Records for the task section start
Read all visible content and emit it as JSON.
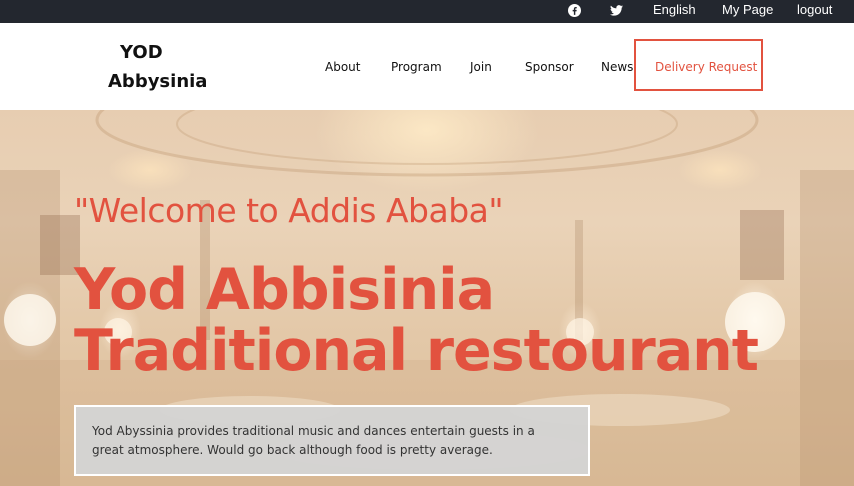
{
  "topbar": {
    "icons": [
      "facebook-icon",
      "twitter-icon"
    ],
    "language": "English",
    "my_page": "My Page",
    "logout": "logout"
  },
  "header": {
    "logo_line1": "YOD",
    "logo_line2": "Abbysinia",
    "nav": {
      "about": "About",
      "program": "Program",
      "join": "Join",
      "sponsor": "Sponsor",
      "news": "News",
      "delivery": "Delivery Request"
    }
  },
  "hero": {
    "subtitle": "\"Welcome to Addis Ababa\"",
    "title": "Yod Abbisinia Traditional restourant",
    "description": "Yod Abyssinia provides traditional music and dances entertain guests in a great atmosphere. Would go back although food is pretty average."
  },
  "colors": {
    "accent": "#e2523f",
    "topbar_bg": "#23272f",
    "box_bg": "#d4d4d4"
  }
}
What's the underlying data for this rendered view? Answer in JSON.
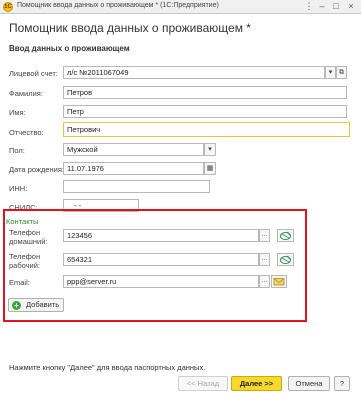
{
  "window": {
    "app_icon": "1C",
    "title": "Помощник ввода данных о проживающем * (1С:Предприятие)",
    "menu_icon": "⋮",
    "minimize_icon": "–",
    "maximize_icon": "□",
    "close_icon": "×"
  },
  "form": {
    "title": "Помощник ввода данных о проживающем *",
    "section_title": "Ввод данных о проживающем"
  },
  "fields": {
    "account": {
      "label": "Лицевой счет:",
      "value": "л/с №2011067049",
      "dropdown_icon": "▾",
      "open_icon": "⧉"
    },
    "lastname": {
      "label": "Фамилия:",
      "value": "Петров"
    },
    "firstname": {
      "label": "Имя:",
      "value": "Петр"
    },
    "middlename": {
      "label": "Отчество:",
      "value": "Петрович"
    },
    "gender": {
      "label": "Пол:",
      "value": "Мужской",
      "dropdown_icon": "▾"
    },
    "birthdate": {
      "label": "Дата рождения:",
      "value": "11.07.1976",
      "calendar_icon": "▦"
    },
    "inn": {
      "label": "ИНН:",
      "value": ""
    },
    "snils": {
      "label": "СНИЛС:",
      "value": "-   -"
    }
  },
  "contacts": {
    "title": "Контакты",
    "home_phone": {
      "label_line1": "Телефон",
      "label_line2": "домашний:",
      "value": "123456",
      "ellipsis": "..."
    },
    "work_phone": {
      "label_line1": "Телефон",
      "label_line2": "рабочий:",
      "value": "654321",
      "ellipsis": "..."
    },
    "email": {
      "label": "Email:",
      "value": "ppp@server.ru",
      "ellipsis": "..."
    },
    "add_button": {
      "icon": "+",
      "label": "Добавить"
    }
  },
  "footer": {
    "hint": "Нажмите кнопку \"Далее\" для ввода паспортных данных.",
    "back_button": "<< Назад",
    "next_button": "Далее >>",
    "cancel_button": "Отмена",
    "help_button": "?"
  },
  "colors": {
    "highlight_border": "#e0141e",
    "contacts_title": "#2e8b2e",
    "primary_button": "#f7d82c",
    "active_field_border": "#e8c43a"
  }
}
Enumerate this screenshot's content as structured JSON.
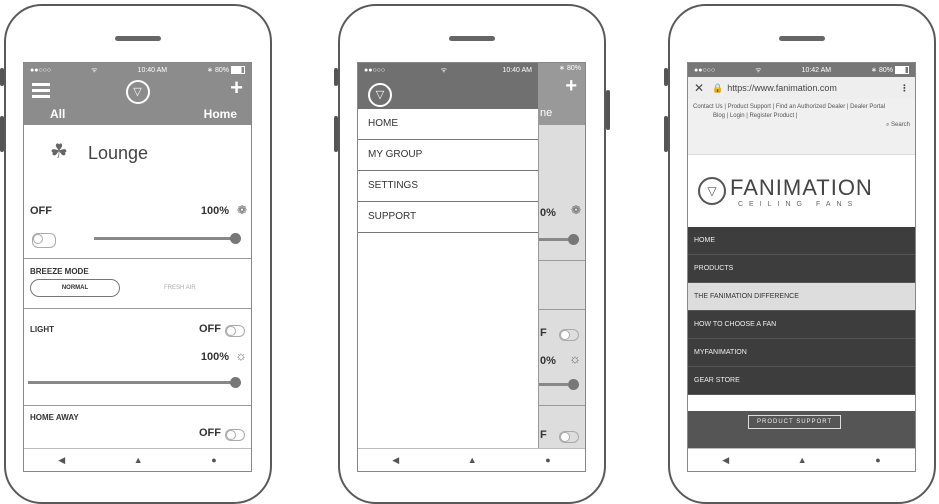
{
  "phone1": {
    "status": {
      "carrier": "●●○○○",
      "wifi": "ᯤ",
      "time": "10:40 AM",
      "bt": "∗",
      "battery": "80%"
    },
    "tabs": {
      "all": "All",
      "home": "Home"
    },
    "room": "Lounge",
    "fan": {
      "state": "OFF",
      "percent": "100%"
    },
    "breeze": {
      "label": "BREEZE MODE",
      "normal": "NORMAL",
      "fresh": "FRESH AIR"
    },
    "light": {
      "label": "LIGHT",
      "state": "OFF",
      "percent": "100%"
    },
    "homeaway": {
      "label": "HOME AWAY",
      "state": "OFF"
    }
  },
  "phone2": {
    "status": {
      "carrier": "●●○○○",
      "wifi": "ᯤ",
      "time": "10:40 AM",
      "bt": "∗",
      "battery": "80%"
    },
    "menu": [
      "HOME",
      "MY GROUP",
      "SETTINGS",
      "SUPPORT"
    ],
    "behind": {
      "tab": "ne",
      "fan_pct": "0%",
      "off": "F",
      "light_pct": "0%"
    }
  },
  "phone3": {
    "status": {
      "carrier": "●●○○○",
      "wifi": "ᯤ",
      "time": "10:42 AM",
      "bt": "∗",
      "battery": "80%"
    },
    "url": "https://www.fanimation.com",
    "toplinks": "Contact Us  |  Product Support  |  Find an Authorized Dealer  |  Dealer Portal",
    "toplinks2": "Blog  |  Login  |  Register Product  |",
    "search": "Search",
    "brand": "FANIMATION",
    "tagline": "CEILING FANS",
    "menu": [
      "HOME",
      "PRODUCTS",
      "THE FANIMATION DIFFERENCE",
      "HOW TO CHOOSE A FAN",
      "MYFANIMATION",
      "GEAR STORE"
    ],
    "banner": "PRODUCT SUPPORT"
  },
  "nav": {
    "back": "◀",
    "home": "▲",
    "recent": "●"
  }
}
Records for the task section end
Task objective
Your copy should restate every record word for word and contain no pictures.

Your response
Read all visible content and emit it as JSON.
{
  "topbar": {
    "icons": [
      "facebook-icon",
      "twitter-icon"
    ],
    "language": "English",
    "my_page": "My Page",
    "logout": "logout"
  },
  "header": {
    "logo_line1": "YOD",
    "logo_line2": "Abbysinia",
    "nav": {
      "about": "About",
      "program": "Program",
      "join": "Join",
      "sponsor": "Sponsor",
      "news": "News",
      "delivery": "Delivery Request"
    }
  },
  "hero": {
    "subtitle": "\"Welcome to Addis Ababa\"",
    "title": "Yod Abbisinia Traditional restourant",
    "description": "Yod Abyssinia provides traditional music and dances entertain guests in a great atmosphere. Would go back although food is pretty average."
  },
  "colors": {
    "accent": "#e2523f",
    "topbar_bg": "#23272f",
    "box_bg": "#d4d4d4"
  }
}
What's the underlying data for this rendered view? Answer in JSON.
{
  "window": {
    "app_icon": "1C",
    "title": "Помощник ввода данных о проживающем * (1С:Предприятие)",
    "menu_icon": "⋮",
    "minimize_icon": "–",
    "maximize_icon": "□",
    "close_icon": "×"
  },
  "form": {
    "title": "Помощник ввода данных о проживающем *",
    "section_title": "Ввод данных о проживающем"
  },
  "fields": {
    "account": {
      "label": "Лицевой счет:",
      "value": "л/с №2011067049",
      "dropdown_icon": "▾",
      "open_icon": "⧉"
    },
    "lastname": {
      "label": "Фамилия:",
      "value": "Петров"
    },
    "firstname": {
      "label": "Имя:",
      "value": "Петр"
    },
    "middlename": {
      "label": "Отчество:",
      "value": "Петрович"
    },
    "gender": {
      "label": "Пол:",
      "value": "Мужской",
      "dropdown_icon": "▾"
    },
    "birthdate": {
      "label": "Дата рождения:",
      "value": "11.07.1976",
      "calendar_icon": "▦"
    },
    "inn": {
      "label": "ИНН:",
      "value": ""
    },
    "snils": {
      "label": "СНИЛС:",
      "value": "-   -"
    }
  },
  "contacts": {
    "title": "Контакты",
    "home_phone": {
      "label_line1": "Телефон",
      "label_line2": "домашний:",
      "value": "123456",
      "ellipsis": "..."
    },
    "work_phone": {
      "label_line1": "Телефон",
      "label_line2": "рабочий:",
      "value": "654321",
      "ellipsis": "..."
    },
    "email": {
      "label": "Email:",
      "value": "ppp@server.ru",
      "ellipsis": "..."
    },
    "add_button": {
      "icon": "+",
      "label": "Добавить"
    }
  },
  "footer": {
    "hint": "Нажмите кнопку \"Далее\" для ввода паспортных данных.",
    "back_button": "<< Назад",
    "next_button": "Далее >>",
    "cancel_button": "Отмена",
    "help_button": "?"
  },
  "colors": {
    "highlight_border": "#e0141e",
    "contacts_title": "#2e8b2e",
    "primary_button": "#f7d82c",
    "active_field_border": "#e8c43a"
  }
}
Enumerate this screenshot's content as structured JSON.
{
  "phone1": {
    "status": {
      "carrier": "●●○○○",
      "wifi": "ᯤ",
      "time": "10:40 AM",
      "bt": "∗",
      "battery": "80%"
    },
    "tabs": {
      "all": "All",
      "home": "Home"
    },
    "room": "Lounge",
    "fan": {
      "state": "OFF",
      "percent": "100%"
    },
    "breeze": {
      "label": "BREEZE MODE",
      "normal": "NORMAL",
      "fresh": "FRESH AIR"
    },
    "light": {
      "label": "LIGHT",
      "state": "OFF",
      "percent": "100%"
    },
    "homeaway": {
      "label": "HOME AWAY",
      "state": "OFF"
    }
  },
  "phone2": {
    "status": {
      "carrier": "●●○○○",
      "wifi": "ᯤ",
      "time": "10:40 AM",
      "bt": "∗",
      "battery": "80%"
    },
    "menu": [
      "HOME",
      "MY GROUP",
      "SETTINGS",
      "SUPPORT"
    ],
    "behind": {
      "tab": "ne",
      "fan_pct": "0%",
      "off": "F",
      "light_pct": "0%"
    }
  },
  "phone3": {
    "status": {
      "carrier": "●●○○○",
      "wifi": "ᯤ",
      "time": "10:42 AM",
      "bt": "∗",
      "battery": "80%"
    },
    "url": "https://www.fanimation.com",
    "toplinks": "Contact Us  |  Product Support  |  Find an Authorized Dealer  |  Dealer Portal",
    "toplinks2": "Blog  |  Login  |  Register Product  |",
    "search": "Search",
    "brand": "FANIMATION",
    "tagline": "CEILING FANS",
    "menu": [
      "HOME",
      "PRODUCTS",
      "THE FANIMATION DIFFERENCE",
      "HOW TO CHOOSE A FAN",
      "MYFANIMATION",
      "GEAR STORE"
    ],
    "banner": "PRODUCT SUPPORT"
  },
  "nav": {
    "back": "◀",
    "home": "▲",
    "recent": "●"
  }
}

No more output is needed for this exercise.